Sembène frequently likened the artist’s role in society to that of the griot, a lower-caste oral storyteller whose knowledge of history gave him or her the power to publicly speak the truth and to point the finger at corrupt leaders. For Sembène, to follow in the footsteps of the griot was a commitment to question authority, instigate debate, and empower other African people to do the same. As a founding member of the Pan-African Federation of Filmmakers (FEPACI), and a co-founder of the Panafrican Film and Television Festival of Ouagadougou (FESPACO), he helped pave the way for independent and radical African cinema to stand its ground against Western cultural imperialism.

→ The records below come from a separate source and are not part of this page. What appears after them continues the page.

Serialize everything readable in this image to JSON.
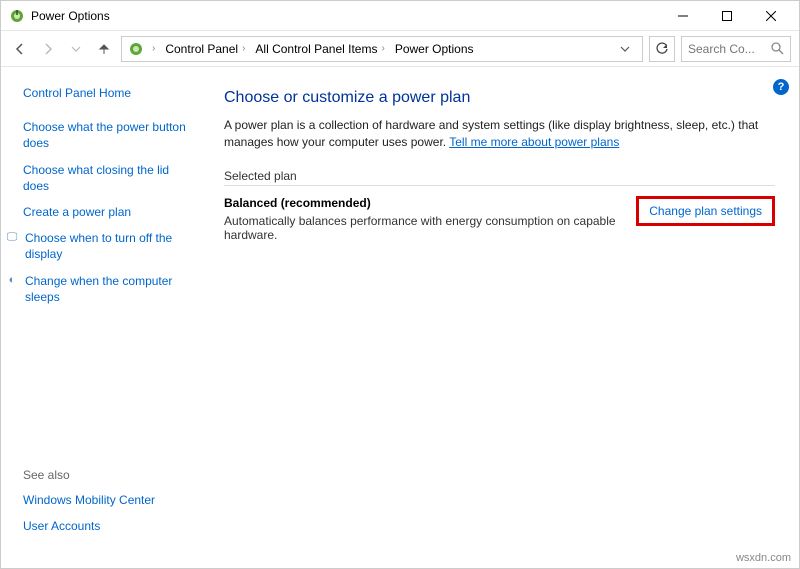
{
  "window": {
    "title": "Power Options"
  },
  "breadcrumbs": {
    "items": [
      "Control Panel",
      "All Control Panel Items",
      "Power Options"
    ]
  },
  "search": {
    "placeholder": "Search Co..."
  },
  "sidebar": {
    "home": "Control Panel Home",
    "links": [
      {
        "label": "Choose what the power button does"
      },
      {
        "label": "Choose what closing the lid does"
      },
      {
        "label": "Create a power plan"
      },
      {
        "label": "Choose when to turn off the display",
        "icon": "🖵"
      },
      {
        "label": "Change when the computer sleeps",
        "icon": "◐"
      }
    ],
    "see_also_label": "See also",
    "see_also": [
      {
        "label": "Windows Mobility Center"
      },
      {
        "label": "User Accounts"
      }
    ]
  },
  "main": {
    "heading": "Choose or customize a power plan",
    "description_prefix": "A power plan is a collection of hardware and system settings (like display brightness, sleep, etc.) that manages how your computer uses power. ",
    "description_link": "Tell me more about power plans",
    "section_label": "Selected plan",
    "plan": {
      "name": "Balanced (recommended)",
      "desc": "Automatically balances performance with energy consumption on capable hardware.",
      "change_link": "Change plan settings"
    }
  },
  "watermark": "wsxdn.com"
}
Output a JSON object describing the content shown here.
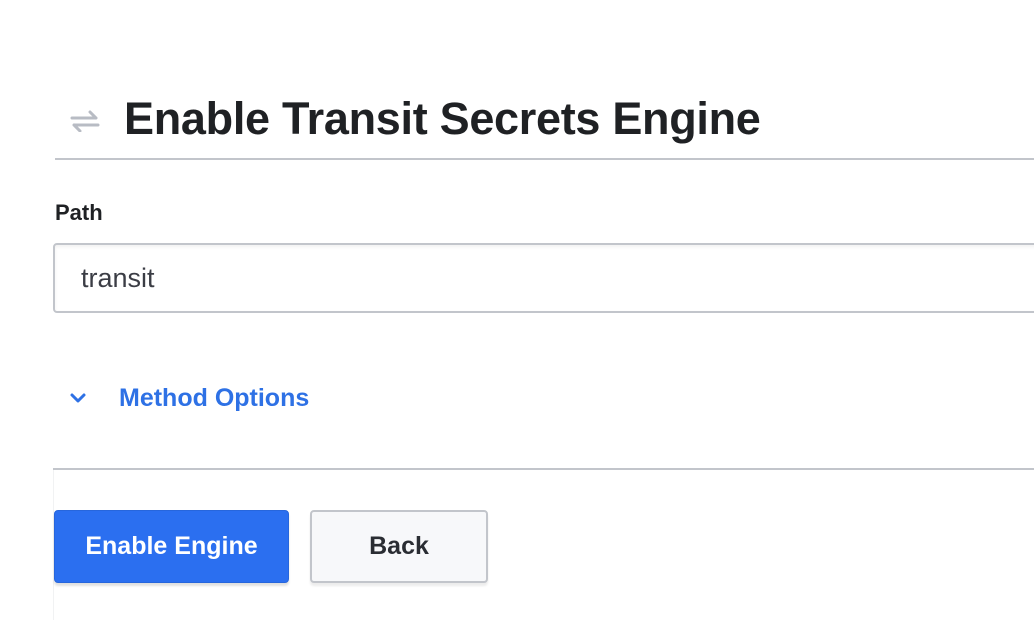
{
  "header": {
    "icon": "transit-arrows-icon",
    "title": "Enable Transit Secrets Engine"
  },
  "form": {
    "path_label": "Path",
    "path_value": "transit"
  },
  "method_options": {
    "icon": "chevron-down-icon",
    "label": "Method Options"
  },
  "actions": {
    "enable_label": "Enable Engine",
    "back_label": "Back"
  },
  "colors": {
    "primary": "#2b6ff0",
    "link": "#2e71e5",
    "border": "#c2c5cb",
    "icon_muted": "#b8bcc4"
  }
}
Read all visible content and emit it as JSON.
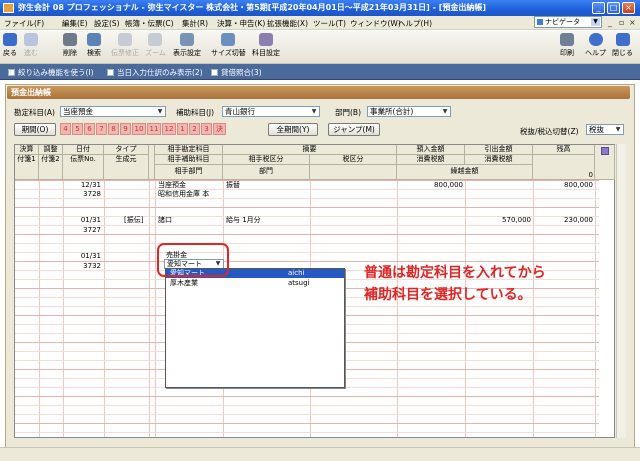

In his lifetime, Sembène introduced to the screen a striking array of actors, including Mbissine Thérèse Diop, Mamadou Gueye, Younousse Sèye, Ibrahima Sane and Thierno Ndiaye Doss. Sembène also made several appearances in his films, in far more demanding roles than the fleeting cameos of Alfred Hitchcock. He was visited by leaders, thinkers, and artists like James Baldwin, Angela Davis and W.E.B. DuBois. And to younger filmmakers like John Singleton, Med Hondo, Souleymane Cissé and Charles Burnett, he was a guiding light in the fight for Black and African self-representation. 

The astonishing consistency of Sembène's filmography across four decades is a testament to his fortitude as a militant artist. That he has yet to be universally acknowledged as a central figure of the cinematic canon is one of many proofs that colonialism is alive and well today. But to encounter his films is to be continually heartened by the truth that another form of imagination not only exists but also towers over colonial ways of thinking, to plainly see that obstacles like budgetary restrictions or government censorship are superficial limits to the unique language of cinema. – Kelley Dong